In your answer, give each entry again exactly as it appears.

----- Input data

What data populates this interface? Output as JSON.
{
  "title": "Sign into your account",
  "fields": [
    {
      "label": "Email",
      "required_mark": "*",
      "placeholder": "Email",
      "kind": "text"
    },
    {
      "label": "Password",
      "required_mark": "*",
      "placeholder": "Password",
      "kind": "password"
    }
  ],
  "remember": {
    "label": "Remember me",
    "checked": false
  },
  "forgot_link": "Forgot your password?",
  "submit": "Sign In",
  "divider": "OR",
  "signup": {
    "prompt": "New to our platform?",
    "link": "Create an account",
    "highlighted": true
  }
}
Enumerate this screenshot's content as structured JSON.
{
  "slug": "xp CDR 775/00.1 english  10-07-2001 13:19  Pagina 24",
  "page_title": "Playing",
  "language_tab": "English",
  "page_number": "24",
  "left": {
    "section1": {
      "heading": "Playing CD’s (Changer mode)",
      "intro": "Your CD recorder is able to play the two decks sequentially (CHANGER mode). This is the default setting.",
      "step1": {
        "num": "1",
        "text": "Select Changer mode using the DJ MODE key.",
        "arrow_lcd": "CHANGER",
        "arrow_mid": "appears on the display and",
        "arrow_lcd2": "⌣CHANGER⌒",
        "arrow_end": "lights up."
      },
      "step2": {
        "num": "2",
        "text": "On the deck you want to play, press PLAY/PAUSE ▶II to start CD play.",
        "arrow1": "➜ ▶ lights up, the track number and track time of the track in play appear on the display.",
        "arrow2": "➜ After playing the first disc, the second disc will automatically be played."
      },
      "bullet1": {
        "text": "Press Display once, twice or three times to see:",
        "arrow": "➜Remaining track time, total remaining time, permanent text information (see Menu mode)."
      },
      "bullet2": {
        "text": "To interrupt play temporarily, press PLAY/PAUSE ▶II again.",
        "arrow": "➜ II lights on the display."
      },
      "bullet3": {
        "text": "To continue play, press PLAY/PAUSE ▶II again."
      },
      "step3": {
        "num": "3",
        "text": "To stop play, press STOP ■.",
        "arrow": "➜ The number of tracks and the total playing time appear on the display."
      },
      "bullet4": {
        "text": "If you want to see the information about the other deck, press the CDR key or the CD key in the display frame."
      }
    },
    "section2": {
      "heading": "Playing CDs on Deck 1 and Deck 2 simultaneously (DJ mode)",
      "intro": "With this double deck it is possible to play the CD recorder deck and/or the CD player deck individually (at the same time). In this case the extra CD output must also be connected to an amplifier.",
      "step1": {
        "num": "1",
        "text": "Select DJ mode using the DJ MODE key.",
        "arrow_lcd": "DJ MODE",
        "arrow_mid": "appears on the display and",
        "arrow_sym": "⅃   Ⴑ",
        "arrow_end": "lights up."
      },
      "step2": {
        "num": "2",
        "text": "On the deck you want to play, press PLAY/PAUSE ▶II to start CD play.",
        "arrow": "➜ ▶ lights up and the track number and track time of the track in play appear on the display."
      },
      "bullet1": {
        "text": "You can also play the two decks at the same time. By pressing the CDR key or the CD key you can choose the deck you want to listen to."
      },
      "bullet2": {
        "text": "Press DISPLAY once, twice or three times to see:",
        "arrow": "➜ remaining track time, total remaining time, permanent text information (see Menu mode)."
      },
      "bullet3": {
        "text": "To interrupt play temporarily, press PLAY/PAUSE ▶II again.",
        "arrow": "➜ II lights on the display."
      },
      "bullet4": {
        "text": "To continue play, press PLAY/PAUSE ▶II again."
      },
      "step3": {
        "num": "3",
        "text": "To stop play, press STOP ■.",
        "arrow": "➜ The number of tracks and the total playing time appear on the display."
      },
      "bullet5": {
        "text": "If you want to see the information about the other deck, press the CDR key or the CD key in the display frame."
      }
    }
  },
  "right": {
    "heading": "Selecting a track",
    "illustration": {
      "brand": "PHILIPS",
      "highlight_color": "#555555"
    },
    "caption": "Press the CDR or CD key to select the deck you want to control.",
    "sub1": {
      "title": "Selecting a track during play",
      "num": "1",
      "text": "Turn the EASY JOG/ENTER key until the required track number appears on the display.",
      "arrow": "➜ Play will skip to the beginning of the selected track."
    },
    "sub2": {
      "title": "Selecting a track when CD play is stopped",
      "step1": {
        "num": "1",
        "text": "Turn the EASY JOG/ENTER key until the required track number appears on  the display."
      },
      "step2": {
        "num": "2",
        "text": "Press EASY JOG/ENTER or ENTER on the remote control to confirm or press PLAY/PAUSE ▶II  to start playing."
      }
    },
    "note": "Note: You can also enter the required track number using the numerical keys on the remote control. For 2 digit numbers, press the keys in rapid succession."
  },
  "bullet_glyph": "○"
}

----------

Answer area:
What data populates this interface? Output as JSON.
{
  "title": "Sign into your account",
  "fields": [
    {
      "label": "Email",
      "required_mark": "*",
      "placeholder": "Email",
      "kind": "text"
    },
    {
      "label": "Password",
      "required_mark": "*",
      "placeholder": "Password",
      "kind": "password"
    }
  ],
  "remember": {
    "label": "Remember me",
    "checked": false
  },
  "forgot_link": "Forgot your password?",
  "submit": "Sign In",
  "divider": "OR",
  "signup": {
    "prompt": "New to our platform?",
    "link": "Create an account",
    "highlighted": true
  }
}
Enumerate this screenshot's content as structured JSON.
{
  "slug": "xp CDR 775/00.1 english  10-07-2001 13:19  Pagina 24",
  "page_title": "Playing",
  "language_tab": "English",
  "page_number": "24",
  "left": {
    "section1": {
      "heading": "Playing CD’s (Changer mode)",
      "intro": "Your CD recorder is able to play the two decks sequentially (CHANGER mode). This is the default setting.",
      "step1": {
        "num": "1",
        "text": "Select Changer mode using the DJ MODE key.",
        "arrow_lcd": "CHANGER",
        "arrow_mid": "appears on the display and",
        "arrow_lcd2": "⌣CHANGER⌒",
        "arrow_end": "lights up."
      },
      "step2": {
        "num": "2",
        "text": "On the deck you want to play, press PLAY/PAUSE ▶II to start CD play.",
        "arrow1": "➜ ▶ lights up, the track number and track time of the track in play appear on the display.",
        "arrow2": "➜ After playing the first disc, the second disc will automatically be played."
      },
      "bullet1": {
        "text": "Press Display once, twice or three times to see:",
        "arrow": "➜Remaining track time, total remaining time, permanent text information (see Menu mode)."
      },
      "bullet2": {
        "text": "To interrupt play temporarily, press PLAY/PAUSE ▶II again.",
        "arrow": "➜ II lights on the display."
      },
      "bullet3": {
        "text": "To continue play, press PLAY/PAUSE ▶II again."
      },
      "step3": {
        "num": "3",
        "text": "To stop play, press STOP ■.",
        "arrow": "➜ The number of tracks and the total playing time appear on the display."
      },
      "bullet4": {
        "text": "If you want to see the information about the other deck, press the CDR key or the CD key in the display frame."
      }
    },
    "section2": {
      "heading": "Playing CDs on Deck 1 and Deck 2 simultaneously (DJ mode)",
      "intro": "With this double deck it is possible to play the CD recorder deck and/or the CD player deck individually (at the same time). In this case the extra CD output must also be connected to an amplifier.",
      "step1": {
        "num": "1",
        "text": "Select DJ mode using the DJ MODE key.",
        "arrow_lcd": "DJ MODE",
        "arrow_mid": "appears on the display and",
        "arrow_sym": "⅃   Ⴑ",
        "arrow_end": "lights up."
      },
      "step2": {
        "num": "2",
        "text": "On the deck you want to play, press PLAY/PAUSE ▶II to start CD play.",
        "arrow": "➜ ▶ lights up and the track number and track time of the track in play appear on the display."
      },
      "bullet1": {
        "text": "You can also play the two decks at the same time. By pressing the CDR key or the CD key you can choose the deck you want to listen to."
      },
      "bullet2": {
        "text": "Press DISPLAY once, twice or three times to see:",
        "arrow": "➜ remaining track time, total remaining time, permanent text information (see Menu mode)."
      },
      "bullet3": {
        "text": "To interrupt play temporarily, press PLAY/PAUSE ▶II again.",
        "arrow": "➜ II lights on the display."
      },
      "bullet4": {
        "text": "To continue play, press PLAY/PAUSE ▶II again."
      },
      "step3": {
        "num": "3",
        "text": "To stop play, press STOP ■.",
        "arrow": "➜ The number of tracks and the total playing time appear on the display."
      },
      "bullet5": {
        "text": "If you want to see the information about the other deck, press the CDR key or the CD key in the display frame."
      }
    }
  },
  "right": {
    "heading": "Selecting a track",
    "illustration": {
      "brand": "PHILIPS",
      "highlight_color": "#555555"
    },
    "caption": "Press the CDR or CD key to select the deck you want to control.",
    "sub1": {
      "title": "Selecting a track during play",
      "num": "1",
      "text": "Turn the EASY JOG/ENTER key until the required track number appears on the display.",
      "arrow": "➜ Play will skip to the beginning of the selected track."
    },
    "sub2": {
      "title": "Selecting a track when CD play is stopped",
      "step1": {
        "num": "1",
        "text": "Turn the EASY JOG/ENTER key until the required track number appears on  the display."
      },
      "step2": {
        "num": "2",
        "text": "Press EASY JOG/ENTER or ENTER on the remote control to confirm or press PLAY/PAUSE ▶II  to start playing."
      }
    },
    "note": "Note: You can also enter the required track number using the numerical keys on the remote control. For 2 digit numbers, press the keys in rapid succession."
  },
  "bullet_glyph": "○"
}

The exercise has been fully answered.